• EXERCISE DETAILS:
The expected output is the data itself, duplicated in full.

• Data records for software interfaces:
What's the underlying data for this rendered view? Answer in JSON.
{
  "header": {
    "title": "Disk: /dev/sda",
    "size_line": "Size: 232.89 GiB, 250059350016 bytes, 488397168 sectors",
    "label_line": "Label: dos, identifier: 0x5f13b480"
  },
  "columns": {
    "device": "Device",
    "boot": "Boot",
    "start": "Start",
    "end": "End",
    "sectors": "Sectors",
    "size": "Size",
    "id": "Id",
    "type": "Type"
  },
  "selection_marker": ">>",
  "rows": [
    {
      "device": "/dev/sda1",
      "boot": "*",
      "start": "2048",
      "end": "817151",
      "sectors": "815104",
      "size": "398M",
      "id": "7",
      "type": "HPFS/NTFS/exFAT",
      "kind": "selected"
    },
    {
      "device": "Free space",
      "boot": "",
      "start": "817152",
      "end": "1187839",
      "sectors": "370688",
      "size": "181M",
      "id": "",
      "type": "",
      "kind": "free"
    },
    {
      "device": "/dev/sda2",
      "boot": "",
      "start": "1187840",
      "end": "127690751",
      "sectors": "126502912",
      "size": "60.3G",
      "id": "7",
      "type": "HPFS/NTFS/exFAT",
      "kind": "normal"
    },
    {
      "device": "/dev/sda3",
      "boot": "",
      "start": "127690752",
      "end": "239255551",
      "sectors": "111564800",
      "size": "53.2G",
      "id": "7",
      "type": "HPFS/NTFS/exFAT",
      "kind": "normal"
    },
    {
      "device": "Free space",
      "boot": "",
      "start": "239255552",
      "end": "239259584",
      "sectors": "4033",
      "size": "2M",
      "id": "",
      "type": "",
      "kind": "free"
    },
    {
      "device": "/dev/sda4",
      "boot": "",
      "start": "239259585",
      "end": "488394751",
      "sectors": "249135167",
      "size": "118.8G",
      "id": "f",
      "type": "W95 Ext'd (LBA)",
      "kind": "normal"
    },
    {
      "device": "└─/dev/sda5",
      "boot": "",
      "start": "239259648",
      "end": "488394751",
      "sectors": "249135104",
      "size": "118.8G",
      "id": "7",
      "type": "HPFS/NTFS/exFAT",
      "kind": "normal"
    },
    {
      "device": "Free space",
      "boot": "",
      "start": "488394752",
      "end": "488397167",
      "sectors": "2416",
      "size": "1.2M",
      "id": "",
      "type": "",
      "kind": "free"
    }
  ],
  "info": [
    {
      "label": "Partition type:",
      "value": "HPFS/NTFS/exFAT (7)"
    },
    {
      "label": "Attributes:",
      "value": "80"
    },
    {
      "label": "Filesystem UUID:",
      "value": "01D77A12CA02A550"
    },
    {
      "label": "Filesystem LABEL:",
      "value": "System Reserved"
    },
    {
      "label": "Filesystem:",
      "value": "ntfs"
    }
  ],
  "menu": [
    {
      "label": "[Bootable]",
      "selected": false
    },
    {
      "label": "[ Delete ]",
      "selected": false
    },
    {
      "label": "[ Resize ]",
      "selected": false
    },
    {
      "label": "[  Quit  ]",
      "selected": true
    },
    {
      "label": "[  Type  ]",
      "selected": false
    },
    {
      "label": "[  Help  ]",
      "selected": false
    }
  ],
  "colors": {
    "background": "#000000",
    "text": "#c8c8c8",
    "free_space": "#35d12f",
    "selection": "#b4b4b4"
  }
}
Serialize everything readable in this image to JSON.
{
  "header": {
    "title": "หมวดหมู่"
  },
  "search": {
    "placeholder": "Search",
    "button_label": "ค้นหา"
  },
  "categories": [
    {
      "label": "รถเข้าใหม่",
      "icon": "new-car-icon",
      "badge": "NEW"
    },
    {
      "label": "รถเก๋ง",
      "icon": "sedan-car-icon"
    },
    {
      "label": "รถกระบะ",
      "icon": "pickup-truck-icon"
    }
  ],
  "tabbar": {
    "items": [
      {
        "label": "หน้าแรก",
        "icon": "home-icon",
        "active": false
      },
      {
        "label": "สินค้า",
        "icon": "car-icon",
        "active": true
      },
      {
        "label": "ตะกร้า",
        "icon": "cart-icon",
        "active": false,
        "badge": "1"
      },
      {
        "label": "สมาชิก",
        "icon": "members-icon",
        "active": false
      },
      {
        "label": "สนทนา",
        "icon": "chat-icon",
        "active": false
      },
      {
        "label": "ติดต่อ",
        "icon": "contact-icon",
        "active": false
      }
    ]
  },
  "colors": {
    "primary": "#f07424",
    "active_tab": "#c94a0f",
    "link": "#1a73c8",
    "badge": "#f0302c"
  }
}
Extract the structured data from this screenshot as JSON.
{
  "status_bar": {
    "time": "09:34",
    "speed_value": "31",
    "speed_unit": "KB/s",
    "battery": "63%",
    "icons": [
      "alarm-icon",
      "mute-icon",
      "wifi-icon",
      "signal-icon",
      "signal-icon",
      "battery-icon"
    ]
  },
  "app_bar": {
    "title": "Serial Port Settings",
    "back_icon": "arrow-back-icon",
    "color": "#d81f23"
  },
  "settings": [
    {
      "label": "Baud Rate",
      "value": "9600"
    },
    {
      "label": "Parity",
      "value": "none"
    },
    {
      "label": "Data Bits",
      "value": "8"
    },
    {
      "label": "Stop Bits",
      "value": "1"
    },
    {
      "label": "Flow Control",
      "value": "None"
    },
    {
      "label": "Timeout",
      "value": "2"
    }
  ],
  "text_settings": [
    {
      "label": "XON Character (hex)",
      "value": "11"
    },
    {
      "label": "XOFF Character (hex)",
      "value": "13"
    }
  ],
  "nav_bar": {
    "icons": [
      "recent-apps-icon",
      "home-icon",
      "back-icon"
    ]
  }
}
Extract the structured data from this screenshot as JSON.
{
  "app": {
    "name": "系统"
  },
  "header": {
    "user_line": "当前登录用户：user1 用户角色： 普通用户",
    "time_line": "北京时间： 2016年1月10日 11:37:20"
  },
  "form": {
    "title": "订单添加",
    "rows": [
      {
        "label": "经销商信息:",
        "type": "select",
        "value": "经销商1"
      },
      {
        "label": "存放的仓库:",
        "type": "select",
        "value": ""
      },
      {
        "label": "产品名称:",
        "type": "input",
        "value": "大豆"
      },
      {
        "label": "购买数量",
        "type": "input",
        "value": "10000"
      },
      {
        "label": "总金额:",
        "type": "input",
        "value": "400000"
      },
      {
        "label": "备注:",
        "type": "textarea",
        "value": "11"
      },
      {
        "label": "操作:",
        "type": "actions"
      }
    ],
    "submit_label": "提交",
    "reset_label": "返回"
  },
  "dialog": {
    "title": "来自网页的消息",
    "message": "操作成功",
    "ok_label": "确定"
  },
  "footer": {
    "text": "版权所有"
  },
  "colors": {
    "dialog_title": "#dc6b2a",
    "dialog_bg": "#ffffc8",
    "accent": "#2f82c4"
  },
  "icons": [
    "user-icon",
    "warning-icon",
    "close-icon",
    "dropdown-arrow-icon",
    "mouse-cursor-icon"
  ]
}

• WRITTEN ANSWER:
What's the underlying data for this rendered view? Answer in JSON.
{
  "header": {
    "title": "Disk: /dev/sda",
    "size_line": "Size: 232.89 GiB, 250059350016 bytes, 488397168 sectors",
    "label_line": "Label: dos, identifier: 0x5f13b480"
  },
  "columns": {
    "device": "Device",
    "boot": "Boot",
    "start": "Start",
    "end": "End",
    "sectors": "Sectors",
    "size": "Size",
    "id": "Id",
    "type": "Type"
  },
  "selection_marker": ">>",
  "rows": [
    {
      "device": "/dev/sda1",
      "boot": "*",
      "start": "2048",
      "end": "817151",
      "sectors": "815104",
      "size": "398M",
      "id": "7",
      "type": "HPFS/NTFS/exFAT",
      "kind": "selected"
    },
    {
      "device": "Free space",
      "boot": "",
      "start": "817152",
      "end": "1187839",
      "sectors": "370688",
      "size": "181M",
      "id": "",
      "type": "",
      "kind": "free"
    },
    {
      "device": "/dev/sda2",
      "boot": "",
      "start": "1187840",
      "end": "127690751",
      "sectors": "126502912",
      "size": "60.3G",
      "id": "7",
      "type": "HPFS/NTFS/exFAT",
      "kind": "normal"
    },
    {
      "device": "/dev/sda3",
      "boot": "",
      "start": "127690752",
      "end": "239255551",
      "sectors": "111564800",
      "size": "53.2G",
      "id": "7",
      "type": "HPFS/NTFS/exFAT",
      "kind": "normal"
    },
    {
      "device": "Free space",
      "boot": "",
      "start": "239255552",
      "end": "239259584",
      "sectors": "4033",
      "size": "2M",
      "id": "",
      "type": "",
      "kind": "free"
    },
    {
      "device": "/dev/sda4",
      "boot": "",
      "start": "239259585",
      "end": "488394751",
      "sectors": "249135167",
      "size": "118.8G",
      "id": "f",
      "type": "W95 Ext'd (LBA)",
      "kind": "normal"
    },
    {
      "device": "└─/dev/sda5",
      "boot": "",
      "start": "239259648",
      "end": "488394751",
      "sectors": "249135104",
      "size": "118.8G",
      "id": "7",
      "type": "HPFS/NTFS/exFAT",
      "kind": "normal"
    },
    {
      "device": "Free space",
      "boot": "",
      "start": "488394752",
      "end": "488397167",
      "sectors": "2416",
      "size": "1.2M",
      "id": "",
      "type": "",
      "kind": "free"
    }
  ],
  "info": [
    {
      "label": "Partition type:",
      "value": "HPFS/NTFS/exFAT (7)"
    },
    {
      "label": "Attributes:",
      "value": "80"
    },
    {
      "label": "Filesystem UUID:",
      "value": "01D77A12CA02A550"
    },
    {
      "label": "Filesystem LABEL:",
      "value": "System Reserved"
    },
    {
      "label": "Filesystem:",
      "value": "ntfs"
    }
  ],
  "menu": [
    {
      "label": "[Bootable]",
      "selected": false
    },
    {
      "label": "[ Delete ]",
      "selected": false
    },
    {
      "label": "[ Resize ]",
      "selected": false
    },
    {
      "label": "[  Quit  ]",
      "selected": true
    },
    {
      "label": "[  Type  ]",
      "selected": false
    },
    {
      "label": "[  Help  ]",
      "selected": false
    }
  ],
  "colors": {
    "background": "#000000",
    "text": "#c8c8c8",
    "free_space": "#35d12f",
    "selection": "#b4b4b4"
  }
}
Serialize everything readable in this image to JSON.
{
  "header": {
    "title": "หมวดหมู่"
  },
  "search": {
    "placeholder": "Search",
    "button_label": "ค้นหา"
  },
  "categories": [
    {
      "label": "รถเข้าใหม่",
      "icon": "new-car-icon",
      "badge": "NEW"
    },
    {
      "label": "รถเก๋ง",
      "icon": "sedan-car-icon"
    },
    {
      "label": "รถกระบะ",
      "icon": "pickup-truck-icon"
    }
  ],
  "tabbar": {
    "items": [
      {
        "label": "หน้าแรก",
        "icon": "home-icon",
        "active": false
      },
      {
        "label": "สินค้า",
        "icon": "car-icon",
        "active": true
      },
      {
        "label": "ตะกร้า",
        "icon": "cart-icon",
        "active": false,
        "badge": "1"
      },
      {
        "label": "สมาชิก",
        "icon": "members-icon",
        "active": false
      },
      {
        "label": "สนทนา",
        "icon": "chat-icon",
        "active": false
      },
      {
        "label": "ติดต่อ",
        "icon": "contact-icon",
        "active": false
      }
    ]
  },
  "colors": {
    "primary": "#f07424",
    "active_tab": "#c94a0f",
    "link": "#1a73c8",
    "badge": "#f0302c"
  }
}
Extract the structured data from this screenshot as JSON.
{
  "status_bar": {
    "time": "09:34",
    "speed_value": "31",
    "speed_unit": "KB/s",
    "battery": "63%",
    "icons": [
      "alarm-icon",
      "mute-icon",
      "wifi-icon",
      "signal-icon",
      "signal-icon",
      "battery-icon"
    ]
  },
  "app_bar": {
    "title": "Serial Port Settings",
    "back_icon": "arrow-back-icon",
    "color": "#d81f23"
  },
  "settings": [
    {
      "label": "Baud Rate",
      "value": "9600"
    },
    {
      "label": "Parity",
      "value": "none"
    },
    {
      "label": "Data Bits",
      "value": "8"
    },
    {
      "label": "Stop Bits",
      "value": "1"
    },
    {
      "label": "Flow Control",
      "value": "None"
    },
    {
      "label": "Timeout",
      "value": "2"
    }
  ],
  "text_settings": [
    {
      "label": "XON Character (hex)",
      "value": "11"
    },
    {
      "label": "XOFF Character (hex)",
      "value": "13"
    }
  ],
  "nav_bar": {
    "icons": [
      "recent-apps-icon",
      "home-icon",
      "back-icon"
    ]
  }
}
Extract the structured data from this screenshot as JSON.
{
  "app": {
    "name": "系统"
  },
  "header": {
    "user_line": "当前登录用户：user1 用户角色： 普通用户",
    "time_line": "北京时间： 2016年1月10日 11:37:20"
  },
  "form": {
    "title": "订单添加",
    "rows": [
      {
        "label": "经销商信息:",
        "type": "select",
        "value": "经销商1"
      },
      {
        "label": "存放的仓库:",
        "type": "select",
        "value": ""
      },
      {
        "label": "产品名称:",
        "type": "input",
        "value": "大豆"
      },
      {
        "label": "购买数量",
        "type": "input",
        "value": "10000"
      },
      {
        "label": "总金额:",
        "type": "input",
        "value": "400000"
      },
      {
        "label": "备注:",
        "type": "textarea",
        "value": "11"
      },
      {
        "label": "操作:",
        "type": "actions"
      }
    ],
    "submit_label": "提交",
    "reset_label": "返回"
  },
  "dialog": {
    "title": "来自网页的消息",
    "message": "操作成功",
    "ok_label": "确定"
  },
  "footer": {
    "text": "版权所有"
  },
  "colors": {
    "dialog_title": "#dc6b2a",
    "dialog_bg": "#ffffc8",
    "accent": "#2f82c4"
  },
  "icons": [
    "user-icon",
    "warning-icon",
    "close-icon",
    "dropdown-arrow-icon",
    "mouse-cursor-icon"
  ]
}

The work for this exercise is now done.